Jean-Christophe Castelli sounded resigned. "Oh, it's fine," he said of his young stepmother. "Basically my attitude now is if he seems happy and well taken care of, I'm perfectly fine with it. I basically don't have any problem with it at this point."

What would Jean-Christophe do with his rich bequest of art?

"I don't know. I suppose. Basically, I don't have a family yet ... I assume it would wait until my life gets a little more clear. I just want to make sure the major pieces get seen. I'll put them on loan at museums and things like that."

I called Nina Sundell. Was she happier with the marriage?

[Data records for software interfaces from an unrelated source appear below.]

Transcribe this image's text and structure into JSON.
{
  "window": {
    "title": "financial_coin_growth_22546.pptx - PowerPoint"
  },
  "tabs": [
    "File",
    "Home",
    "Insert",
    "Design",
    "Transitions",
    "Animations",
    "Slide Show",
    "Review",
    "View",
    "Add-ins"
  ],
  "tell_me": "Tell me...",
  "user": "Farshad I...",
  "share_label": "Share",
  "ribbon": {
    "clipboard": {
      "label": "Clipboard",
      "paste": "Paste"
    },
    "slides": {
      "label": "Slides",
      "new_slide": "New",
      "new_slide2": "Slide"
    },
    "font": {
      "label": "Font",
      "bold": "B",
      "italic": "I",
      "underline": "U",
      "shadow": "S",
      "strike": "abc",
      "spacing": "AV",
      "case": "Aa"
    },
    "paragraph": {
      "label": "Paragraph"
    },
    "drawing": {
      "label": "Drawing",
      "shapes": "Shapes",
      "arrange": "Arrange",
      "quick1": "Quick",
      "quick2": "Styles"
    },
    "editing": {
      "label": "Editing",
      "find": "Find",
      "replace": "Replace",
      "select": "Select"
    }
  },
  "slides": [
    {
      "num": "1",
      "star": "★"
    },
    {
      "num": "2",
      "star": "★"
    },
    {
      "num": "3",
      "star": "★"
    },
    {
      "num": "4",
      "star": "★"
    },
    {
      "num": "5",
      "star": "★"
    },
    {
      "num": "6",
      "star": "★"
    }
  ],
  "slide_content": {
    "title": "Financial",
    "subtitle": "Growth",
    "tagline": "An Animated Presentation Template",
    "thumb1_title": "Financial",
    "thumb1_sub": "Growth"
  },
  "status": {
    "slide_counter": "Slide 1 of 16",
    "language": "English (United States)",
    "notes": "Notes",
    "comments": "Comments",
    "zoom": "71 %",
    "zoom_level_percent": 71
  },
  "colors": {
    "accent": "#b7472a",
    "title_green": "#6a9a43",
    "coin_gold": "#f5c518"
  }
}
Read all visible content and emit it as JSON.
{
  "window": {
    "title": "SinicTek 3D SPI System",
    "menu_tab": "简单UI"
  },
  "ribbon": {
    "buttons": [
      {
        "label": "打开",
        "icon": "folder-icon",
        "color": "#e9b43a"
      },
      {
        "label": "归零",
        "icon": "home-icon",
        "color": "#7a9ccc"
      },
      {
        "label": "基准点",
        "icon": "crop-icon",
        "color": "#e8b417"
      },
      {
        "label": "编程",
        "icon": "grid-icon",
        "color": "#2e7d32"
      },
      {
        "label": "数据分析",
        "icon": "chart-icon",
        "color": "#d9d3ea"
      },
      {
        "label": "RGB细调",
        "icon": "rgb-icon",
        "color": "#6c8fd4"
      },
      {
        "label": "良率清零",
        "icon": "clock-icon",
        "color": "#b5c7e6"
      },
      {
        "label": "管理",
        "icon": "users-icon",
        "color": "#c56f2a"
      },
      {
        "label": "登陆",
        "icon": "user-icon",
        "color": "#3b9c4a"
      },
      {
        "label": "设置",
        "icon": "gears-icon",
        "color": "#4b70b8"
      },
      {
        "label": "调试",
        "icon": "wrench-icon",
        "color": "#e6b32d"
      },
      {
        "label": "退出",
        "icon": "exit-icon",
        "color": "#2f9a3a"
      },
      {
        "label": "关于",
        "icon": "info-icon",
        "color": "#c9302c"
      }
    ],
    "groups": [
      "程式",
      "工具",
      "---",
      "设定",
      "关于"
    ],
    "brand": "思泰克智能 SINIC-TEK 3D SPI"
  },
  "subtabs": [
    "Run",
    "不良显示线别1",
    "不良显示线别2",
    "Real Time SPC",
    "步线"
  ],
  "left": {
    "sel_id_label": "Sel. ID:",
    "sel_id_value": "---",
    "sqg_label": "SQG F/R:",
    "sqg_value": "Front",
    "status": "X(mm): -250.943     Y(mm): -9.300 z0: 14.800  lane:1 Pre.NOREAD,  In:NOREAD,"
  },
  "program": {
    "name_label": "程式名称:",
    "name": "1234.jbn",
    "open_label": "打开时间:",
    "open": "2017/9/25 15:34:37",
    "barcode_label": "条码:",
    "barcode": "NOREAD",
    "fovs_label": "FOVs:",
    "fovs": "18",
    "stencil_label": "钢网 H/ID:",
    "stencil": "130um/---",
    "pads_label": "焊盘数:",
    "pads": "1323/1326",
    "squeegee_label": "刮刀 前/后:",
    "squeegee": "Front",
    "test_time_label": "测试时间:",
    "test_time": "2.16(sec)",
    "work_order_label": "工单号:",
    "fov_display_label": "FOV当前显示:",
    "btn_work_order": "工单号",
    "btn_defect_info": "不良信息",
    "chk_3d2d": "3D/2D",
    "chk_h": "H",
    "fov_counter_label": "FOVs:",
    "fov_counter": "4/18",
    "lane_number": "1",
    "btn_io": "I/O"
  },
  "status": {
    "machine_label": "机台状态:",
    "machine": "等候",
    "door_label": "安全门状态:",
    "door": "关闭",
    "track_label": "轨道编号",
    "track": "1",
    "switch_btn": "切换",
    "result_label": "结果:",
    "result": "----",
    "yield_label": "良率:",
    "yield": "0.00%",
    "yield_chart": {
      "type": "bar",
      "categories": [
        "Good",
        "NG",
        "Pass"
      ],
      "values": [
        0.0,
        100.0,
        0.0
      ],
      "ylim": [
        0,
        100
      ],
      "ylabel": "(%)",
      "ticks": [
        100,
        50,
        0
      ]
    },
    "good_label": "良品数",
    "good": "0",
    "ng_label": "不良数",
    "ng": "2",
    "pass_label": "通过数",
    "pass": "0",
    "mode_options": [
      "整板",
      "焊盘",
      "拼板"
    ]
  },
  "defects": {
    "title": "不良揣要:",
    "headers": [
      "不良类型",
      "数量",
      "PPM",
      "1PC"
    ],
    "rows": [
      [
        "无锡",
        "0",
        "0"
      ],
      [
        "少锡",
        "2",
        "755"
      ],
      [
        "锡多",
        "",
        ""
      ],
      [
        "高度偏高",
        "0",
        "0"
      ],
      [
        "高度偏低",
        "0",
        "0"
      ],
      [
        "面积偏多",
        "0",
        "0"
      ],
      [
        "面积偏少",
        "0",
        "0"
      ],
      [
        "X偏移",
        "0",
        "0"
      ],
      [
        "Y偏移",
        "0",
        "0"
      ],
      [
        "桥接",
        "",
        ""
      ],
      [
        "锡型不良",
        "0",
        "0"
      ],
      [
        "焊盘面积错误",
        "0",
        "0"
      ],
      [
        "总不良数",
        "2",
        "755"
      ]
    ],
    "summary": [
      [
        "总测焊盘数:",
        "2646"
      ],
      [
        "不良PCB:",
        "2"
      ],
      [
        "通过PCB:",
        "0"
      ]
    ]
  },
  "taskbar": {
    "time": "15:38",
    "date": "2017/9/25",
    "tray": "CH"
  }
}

"I knew you were going to ask that," she said, and sighed. "I think that Barbara takes very, very good care of Leo. I guess that she's happy that she's more active in the gallery than she was in the beginning. And I must say that at first you don't know whether someone is in it for the long haul or not. And the longer that she is with him and treats him affectionately, and takes care of him, the better it gets."

Good news is no news. The British magazine never published my article -- some of which you are reading here.

Leo Castelli is dead now at 91. Post mortem legal battles over fast estates occur world-wide, of course, but they are positively a tradition in the United States. I would hope that this is one last tradition for the Castelli gallery to break. It happens that I live a block from the last premises on 79th, and I would occasionally run into the Castellis in restaurants like Sant' Ambroeus on Madison or on the street, spotting them often when they had no notion that they were observed. Barbara Castelli seemed always affectionate and careful. Her public mien, which had for so long been inwards and mistrustful, was cheerful. You could even have said radiant.


ANTHONY HADEN-GUEST is a writer, reporter and cartoonist. He is currently at work on Famous: Some Journeys through Celebrity Worlds (William Morrow).